Suppose that is a composite odd number. At most 25% of the numbers in the interval are bases in which is a strong pseudoprime. Putting it in another way, at least 75% of the numbers in are bases in which is not a strong pseudoprime.
To paraphrase Theorem 2, if is composite to begin with, at least 75% of the numbers in will prove its compositeness. That means that at most 25% of the numbers will exhibit the prime-like property described in Theorem 1. The power of Miller-Rabin comes from the fact that for composite numbers there are more values of that will give a correct result (in fact, at least 3 times more).
Thus if you apply the Miller-Rabin test on a composite number , you will bound to stumble on a base that will prove its compositeness, especially if the bases are randomly chosen. Any random choice of where has at least a 75% chance of being correct on the composite number . In a series of 100 random choices of , it will be hard to miss such values of . The only way that Miller-Rabin can make a mistake by declaring a composite number as prime is to pick all the values of from the (at most) 25% of the pool of values of that are strong pseudoprime prime. This probability is bounded by (if is the number of selections of ).
Applying Miller-Rabin on the prime candidate
The first task is to factor . We find that where is the following odd number:
For each randomly selected , we calculate the following sequence:
The first term is calculated using the fast powering algorithm (a series of squarings and multiplications). Each subsequent term is the square of the preceding term. Each term in the sequence is reduced modulo . The goal is to see if the two conditions in Theorem 1 are satisfied. One is that one of the 4 values in (2) is a 1. The other is that the term preceding the first 1 in (2) has to be a -1.
The following shows the 40 numbers that are randomly chosen in the interval .
For each random number , we calculated the 4 numbers indicated in sequence (2). The following 3 tables show the results of the calculation.
There are 4 columns of calculation results, one for each term in sequence (2). If a calculation result is a blank in the above tables, it means that the result is a number that is not 1 or -1 modulo . For example, and are congruent to the following two numbers:
In the above 3 tables, all results match the conditions of Theorem 1. For each number , the calculated results are eventually 1. On some of the rows, the first result is a 1. In all the other rows, the term right before the first 1 is a -1. For example, in the first row where , the first 1 and the term preceding that is a -1.

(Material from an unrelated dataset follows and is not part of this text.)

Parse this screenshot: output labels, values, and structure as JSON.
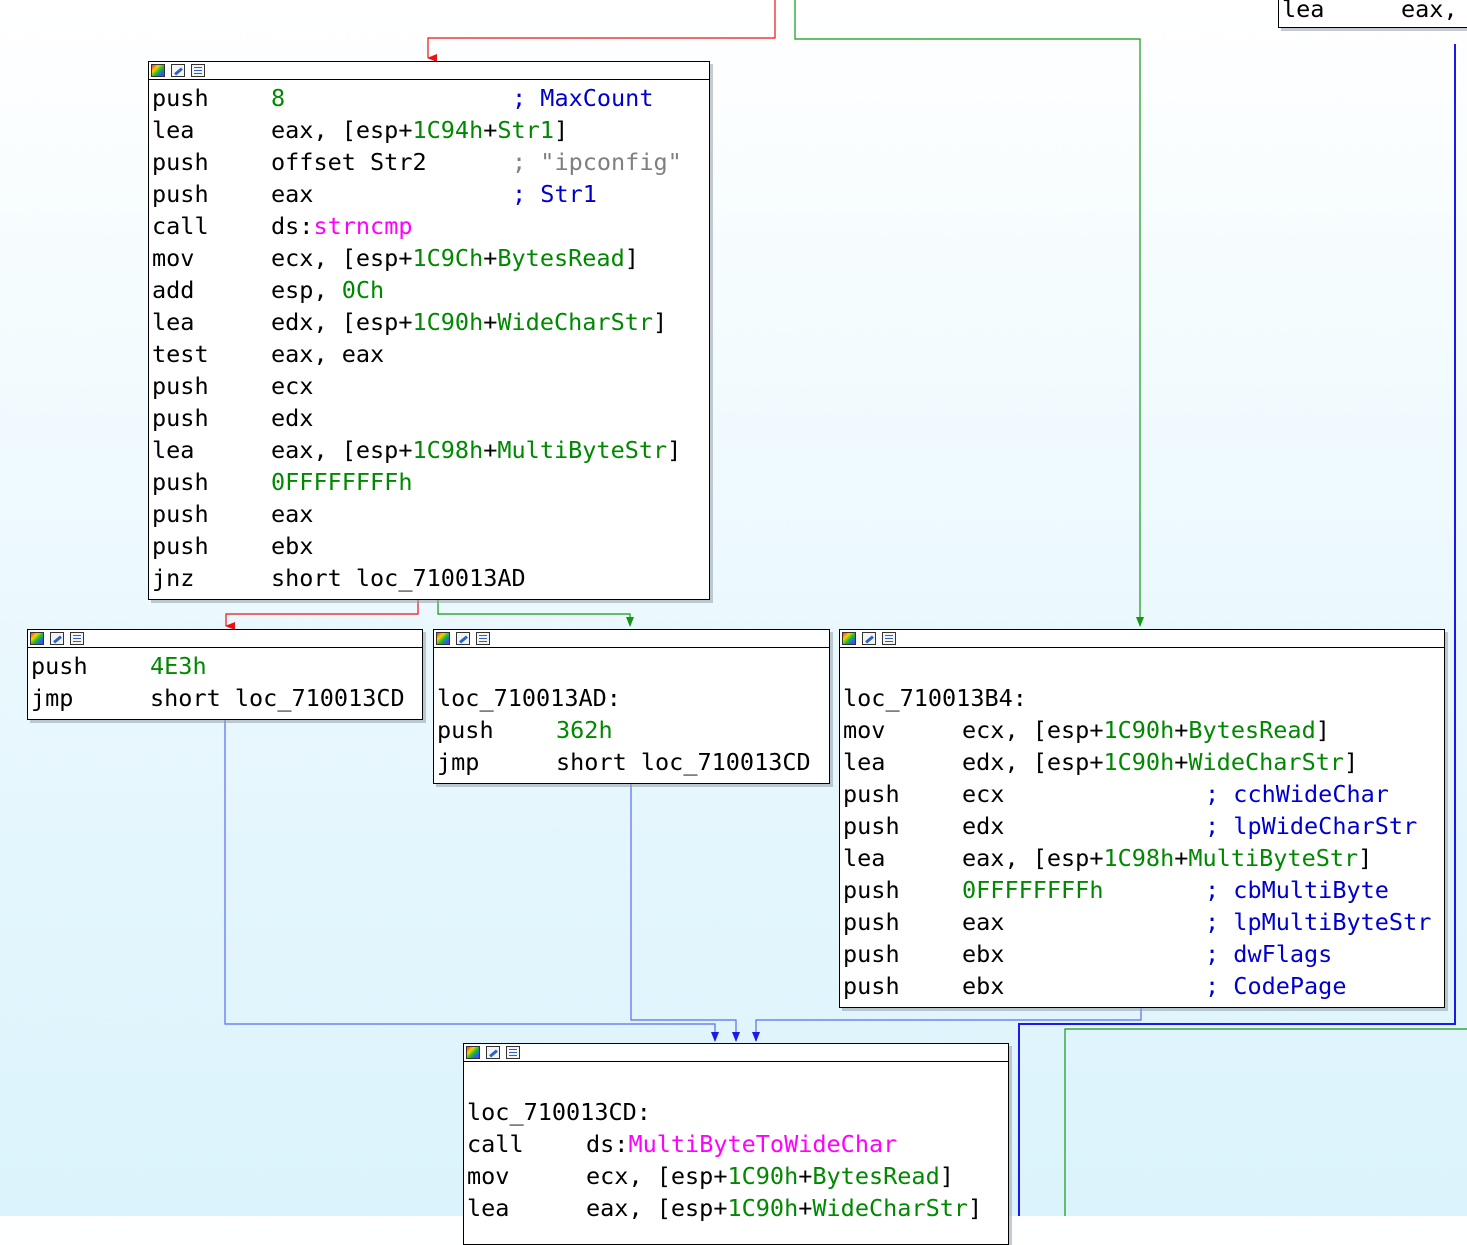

The results in the above 3 tables show that the number is a strong probable prime in all 40 of the randomly chosen bases. We have very strong evidence that the number is a prime number. The probability that it is a composite number but we mistakenly identify it as prime is at most one in a septillion!
In our search for probable primes larger than the 8th Fermat number, we also find that the number is also a probable prime base 2. The following shows the decimal digits:
Is it a prime number? Perform the Miller-Rabin test on this number.